Your objective> Copy out every line of the data that has the word "JSON" somewhere in it.

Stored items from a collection
BEGIN

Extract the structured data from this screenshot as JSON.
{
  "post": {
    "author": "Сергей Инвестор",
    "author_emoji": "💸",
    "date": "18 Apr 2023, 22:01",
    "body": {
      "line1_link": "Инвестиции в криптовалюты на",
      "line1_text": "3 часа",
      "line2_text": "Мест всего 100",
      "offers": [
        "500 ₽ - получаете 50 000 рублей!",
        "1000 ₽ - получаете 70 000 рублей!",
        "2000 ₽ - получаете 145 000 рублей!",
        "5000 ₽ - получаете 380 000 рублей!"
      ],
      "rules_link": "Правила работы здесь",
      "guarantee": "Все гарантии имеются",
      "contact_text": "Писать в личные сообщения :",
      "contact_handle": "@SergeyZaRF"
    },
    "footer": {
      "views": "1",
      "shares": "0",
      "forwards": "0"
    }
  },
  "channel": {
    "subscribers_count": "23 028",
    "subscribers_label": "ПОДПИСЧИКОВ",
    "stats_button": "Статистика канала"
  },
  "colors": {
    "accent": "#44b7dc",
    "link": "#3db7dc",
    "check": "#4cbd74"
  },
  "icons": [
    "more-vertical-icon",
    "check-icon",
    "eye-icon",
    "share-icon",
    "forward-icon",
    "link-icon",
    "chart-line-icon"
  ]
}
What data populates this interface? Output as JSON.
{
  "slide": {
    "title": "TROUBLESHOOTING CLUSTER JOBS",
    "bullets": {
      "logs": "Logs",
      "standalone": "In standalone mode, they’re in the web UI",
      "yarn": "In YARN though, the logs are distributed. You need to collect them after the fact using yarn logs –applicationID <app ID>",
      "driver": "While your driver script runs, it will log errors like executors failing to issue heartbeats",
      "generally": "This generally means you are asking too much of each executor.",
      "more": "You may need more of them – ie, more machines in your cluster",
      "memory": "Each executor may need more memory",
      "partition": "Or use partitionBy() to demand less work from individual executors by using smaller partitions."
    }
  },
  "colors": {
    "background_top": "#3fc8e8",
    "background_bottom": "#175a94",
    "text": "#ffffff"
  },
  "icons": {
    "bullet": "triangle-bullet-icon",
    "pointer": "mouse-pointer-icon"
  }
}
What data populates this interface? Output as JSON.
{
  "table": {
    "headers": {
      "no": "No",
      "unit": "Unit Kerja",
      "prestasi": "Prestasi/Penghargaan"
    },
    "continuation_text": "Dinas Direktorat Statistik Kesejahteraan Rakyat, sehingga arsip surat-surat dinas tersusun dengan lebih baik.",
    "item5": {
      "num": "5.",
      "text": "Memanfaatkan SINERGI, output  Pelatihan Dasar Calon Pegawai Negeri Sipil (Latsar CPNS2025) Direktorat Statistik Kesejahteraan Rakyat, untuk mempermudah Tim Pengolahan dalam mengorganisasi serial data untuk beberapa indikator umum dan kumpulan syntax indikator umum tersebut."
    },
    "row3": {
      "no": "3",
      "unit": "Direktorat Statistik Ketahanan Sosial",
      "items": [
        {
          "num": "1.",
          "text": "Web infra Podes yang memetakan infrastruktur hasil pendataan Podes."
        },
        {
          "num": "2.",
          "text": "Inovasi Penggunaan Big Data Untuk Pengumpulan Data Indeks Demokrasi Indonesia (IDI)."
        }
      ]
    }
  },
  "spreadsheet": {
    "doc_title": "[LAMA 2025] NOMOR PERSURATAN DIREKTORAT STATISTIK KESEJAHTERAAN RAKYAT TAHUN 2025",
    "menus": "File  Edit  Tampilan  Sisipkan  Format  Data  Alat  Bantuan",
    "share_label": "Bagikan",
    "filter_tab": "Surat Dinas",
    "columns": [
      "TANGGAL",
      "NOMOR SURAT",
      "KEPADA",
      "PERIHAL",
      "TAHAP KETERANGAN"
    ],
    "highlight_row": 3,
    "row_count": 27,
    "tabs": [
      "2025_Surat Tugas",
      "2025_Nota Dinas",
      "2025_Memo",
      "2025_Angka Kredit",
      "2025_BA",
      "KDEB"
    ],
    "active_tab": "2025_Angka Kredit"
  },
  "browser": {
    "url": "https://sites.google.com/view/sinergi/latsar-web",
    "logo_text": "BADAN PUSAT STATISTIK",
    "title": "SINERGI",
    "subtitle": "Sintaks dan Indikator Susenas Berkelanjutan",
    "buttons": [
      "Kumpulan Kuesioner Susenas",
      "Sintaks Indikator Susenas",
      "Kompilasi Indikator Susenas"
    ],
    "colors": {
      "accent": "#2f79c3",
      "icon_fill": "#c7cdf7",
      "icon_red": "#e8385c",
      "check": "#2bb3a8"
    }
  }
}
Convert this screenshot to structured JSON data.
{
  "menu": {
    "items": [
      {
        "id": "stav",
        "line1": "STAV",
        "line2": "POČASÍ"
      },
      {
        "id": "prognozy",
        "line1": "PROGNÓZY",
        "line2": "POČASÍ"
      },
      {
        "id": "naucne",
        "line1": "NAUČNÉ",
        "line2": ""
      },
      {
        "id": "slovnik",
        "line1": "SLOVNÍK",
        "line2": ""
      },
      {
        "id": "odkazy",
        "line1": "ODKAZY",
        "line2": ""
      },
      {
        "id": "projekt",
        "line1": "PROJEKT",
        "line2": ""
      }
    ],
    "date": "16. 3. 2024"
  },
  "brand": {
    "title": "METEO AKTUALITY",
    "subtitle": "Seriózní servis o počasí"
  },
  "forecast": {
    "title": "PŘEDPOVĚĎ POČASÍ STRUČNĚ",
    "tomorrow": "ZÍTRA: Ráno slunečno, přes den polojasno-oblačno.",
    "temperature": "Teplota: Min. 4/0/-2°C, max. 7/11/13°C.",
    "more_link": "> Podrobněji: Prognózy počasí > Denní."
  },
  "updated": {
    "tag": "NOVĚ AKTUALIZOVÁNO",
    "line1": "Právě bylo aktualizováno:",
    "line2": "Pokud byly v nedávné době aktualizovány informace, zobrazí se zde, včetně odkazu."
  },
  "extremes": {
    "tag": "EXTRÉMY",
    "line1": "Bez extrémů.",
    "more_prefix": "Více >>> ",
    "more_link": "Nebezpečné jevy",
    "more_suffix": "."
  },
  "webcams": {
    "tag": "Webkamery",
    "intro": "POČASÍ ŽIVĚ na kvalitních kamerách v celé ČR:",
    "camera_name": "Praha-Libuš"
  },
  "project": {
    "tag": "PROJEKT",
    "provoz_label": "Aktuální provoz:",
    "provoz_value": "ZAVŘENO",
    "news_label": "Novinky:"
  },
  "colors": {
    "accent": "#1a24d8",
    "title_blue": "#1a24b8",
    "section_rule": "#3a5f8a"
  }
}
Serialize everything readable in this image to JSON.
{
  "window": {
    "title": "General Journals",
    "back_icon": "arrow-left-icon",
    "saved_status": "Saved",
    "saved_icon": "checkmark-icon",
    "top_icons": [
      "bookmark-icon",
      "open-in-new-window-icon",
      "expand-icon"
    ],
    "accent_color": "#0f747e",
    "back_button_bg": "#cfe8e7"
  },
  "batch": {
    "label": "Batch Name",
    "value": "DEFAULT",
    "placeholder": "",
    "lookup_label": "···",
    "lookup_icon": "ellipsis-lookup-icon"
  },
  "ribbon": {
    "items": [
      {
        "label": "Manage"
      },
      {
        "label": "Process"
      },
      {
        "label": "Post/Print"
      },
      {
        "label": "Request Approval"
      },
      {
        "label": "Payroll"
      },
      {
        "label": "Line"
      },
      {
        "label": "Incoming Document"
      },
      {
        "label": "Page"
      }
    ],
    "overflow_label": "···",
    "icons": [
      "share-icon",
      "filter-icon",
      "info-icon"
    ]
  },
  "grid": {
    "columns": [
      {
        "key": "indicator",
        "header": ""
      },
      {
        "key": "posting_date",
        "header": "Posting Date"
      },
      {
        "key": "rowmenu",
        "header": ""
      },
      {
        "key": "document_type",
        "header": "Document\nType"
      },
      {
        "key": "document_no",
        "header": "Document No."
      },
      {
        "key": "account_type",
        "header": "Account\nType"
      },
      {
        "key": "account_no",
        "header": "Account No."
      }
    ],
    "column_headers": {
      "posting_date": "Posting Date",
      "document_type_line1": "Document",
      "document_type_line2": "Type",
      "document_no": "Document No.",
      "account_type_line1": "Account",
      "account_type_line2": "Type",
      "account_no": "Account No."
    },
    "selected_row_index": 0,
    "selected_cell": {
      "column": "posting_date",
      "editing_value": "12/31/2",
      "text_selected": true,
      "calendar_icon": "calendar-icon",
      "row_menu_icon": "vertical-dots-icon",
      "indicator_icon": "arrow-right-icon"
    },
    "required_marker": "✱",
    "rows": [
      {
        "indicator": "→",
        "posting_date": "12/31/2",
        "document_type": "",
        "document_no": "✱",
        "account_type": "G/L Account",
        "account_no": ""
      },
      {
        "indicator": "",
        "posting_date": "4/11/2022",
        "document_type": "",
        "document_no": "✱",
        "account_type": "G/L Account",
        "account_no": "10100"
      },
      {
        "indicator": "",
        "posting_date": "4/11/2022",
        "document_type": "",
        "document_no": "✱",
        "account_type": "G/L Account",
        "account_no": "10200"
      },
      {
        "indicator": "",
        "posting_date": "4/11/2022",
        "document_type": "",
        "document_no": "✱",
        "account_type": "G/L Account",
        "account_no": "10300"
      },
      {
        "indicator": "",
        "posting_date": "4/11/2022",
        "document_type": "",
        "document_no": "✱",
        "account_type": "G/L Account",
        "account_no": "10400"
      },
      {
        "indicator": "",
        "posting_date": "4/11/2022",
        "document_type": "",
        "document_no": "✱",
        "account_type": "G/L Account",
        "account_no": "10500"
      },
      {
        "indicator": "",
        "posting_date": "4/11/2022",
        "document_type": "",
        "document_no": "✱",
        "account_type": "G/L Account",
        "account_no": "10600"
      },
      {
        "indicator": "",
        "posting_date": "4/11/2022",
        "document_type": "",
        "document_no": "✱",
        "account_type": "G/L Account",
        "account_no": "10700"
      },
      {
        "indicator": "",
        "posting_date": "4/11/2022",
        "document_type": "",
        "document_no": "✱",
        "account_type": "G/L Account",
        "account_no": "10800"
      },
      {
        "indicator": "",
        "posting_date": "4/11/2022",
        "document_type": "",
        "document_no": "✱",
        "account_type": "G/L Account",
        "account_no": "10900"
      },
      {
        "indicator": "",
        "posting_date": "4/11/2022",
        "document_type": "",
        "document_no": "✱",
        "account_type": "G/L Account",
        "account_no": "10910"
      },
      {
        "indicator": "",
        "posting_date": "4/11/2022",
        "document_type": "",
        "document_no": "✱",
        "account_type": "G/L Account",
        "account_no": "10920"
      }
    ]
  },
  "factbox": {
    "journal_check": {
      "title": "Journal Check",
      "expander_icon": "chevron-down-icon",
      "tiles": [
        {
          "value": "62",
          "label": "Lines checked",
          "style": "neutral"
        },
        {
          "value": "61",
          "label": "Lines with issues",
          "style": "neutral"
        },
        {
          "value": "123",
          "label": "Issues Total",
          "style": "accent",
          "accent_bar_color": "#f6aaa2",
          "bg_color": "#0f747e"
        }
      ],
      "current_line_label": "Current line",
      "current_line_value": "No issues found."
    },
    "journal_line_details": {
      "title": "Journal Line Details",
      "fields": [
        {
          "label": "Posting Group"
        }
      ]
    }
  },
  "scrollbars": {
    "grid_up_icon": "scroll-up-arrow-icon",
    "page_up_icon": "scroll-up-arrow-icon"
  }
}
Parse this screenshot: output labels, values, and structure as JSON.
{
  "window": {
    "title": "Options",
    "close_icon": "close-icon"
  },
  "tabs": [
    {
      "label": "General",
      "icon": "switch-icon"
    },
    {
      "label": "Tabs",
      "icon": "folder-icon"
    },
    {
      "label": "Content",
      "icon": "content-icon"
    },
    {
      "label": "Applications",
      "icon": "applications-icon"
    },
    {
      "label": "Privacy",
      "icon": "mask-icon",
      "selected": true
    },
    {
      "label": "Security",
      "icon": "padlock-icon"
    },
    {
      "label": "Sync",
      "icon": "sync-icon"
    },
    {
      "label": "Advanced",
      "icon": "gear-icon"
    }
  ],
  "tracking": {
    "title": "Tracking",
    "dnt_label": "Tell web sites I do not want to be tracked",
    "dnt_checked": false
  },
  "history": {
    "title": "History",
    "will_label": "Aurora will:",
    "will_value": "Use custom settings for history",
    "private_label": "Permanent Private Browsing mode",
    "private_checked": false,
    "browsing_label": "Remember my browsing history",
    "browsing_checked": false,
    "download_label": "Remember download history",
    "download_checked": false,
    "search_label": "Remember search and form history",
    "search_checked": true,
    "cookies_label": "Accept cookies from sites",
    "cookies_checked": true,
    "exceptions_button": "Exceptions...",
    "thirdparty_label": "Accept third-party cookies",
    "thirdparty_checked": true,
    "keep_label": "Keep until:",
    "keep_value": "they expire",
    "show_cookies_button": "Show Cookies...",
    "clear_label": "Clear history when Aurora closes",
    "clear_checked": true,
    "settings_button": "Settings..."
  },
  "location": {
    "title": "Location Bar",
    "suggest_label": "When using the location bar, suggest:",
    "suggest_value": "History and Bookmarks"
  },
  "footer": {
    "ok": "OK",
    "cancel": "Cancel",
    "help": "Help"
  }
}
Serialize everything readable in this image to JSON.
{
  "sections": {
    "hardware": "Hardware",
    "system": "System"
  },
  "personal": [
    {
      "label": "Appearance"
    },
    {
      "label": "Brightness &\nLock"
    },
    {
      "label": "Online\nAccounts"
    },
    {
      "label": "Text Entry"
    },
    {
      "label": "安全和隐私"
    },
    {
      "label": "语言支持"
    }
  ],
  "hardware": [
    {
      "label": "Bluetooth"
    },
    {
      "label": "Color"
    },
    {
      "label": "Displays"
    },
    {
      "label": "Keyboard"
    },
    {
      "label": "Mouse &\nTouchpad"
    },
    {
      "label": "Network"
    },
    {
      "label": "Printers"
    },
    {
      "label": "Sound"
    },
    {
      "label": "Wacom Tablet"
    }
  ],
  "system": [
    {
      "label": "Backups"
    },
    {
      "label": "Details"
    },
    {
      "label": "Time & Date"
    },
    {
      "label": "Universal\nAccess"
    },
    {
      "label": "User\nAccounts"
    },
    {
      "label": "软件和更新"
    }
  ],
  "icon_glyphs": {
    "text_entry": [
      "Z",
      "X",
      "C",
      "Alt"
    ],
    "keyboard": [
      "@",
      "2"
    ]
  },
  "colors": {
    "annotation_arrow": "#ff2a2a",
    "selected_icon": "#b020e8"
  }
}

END

Answer for this exercise>
Extract the structured data from this screenshot as JSON.
What data populates this interface? Output as JSON.
What data populates this interface? Output as JSON.
Convert this screenshot to structured JSON data.
Serialize everything readable in this image to JSON.
Parse this screenshot: output labels, values, and structure as JSON.
Serialize everything readable in this image to JSON.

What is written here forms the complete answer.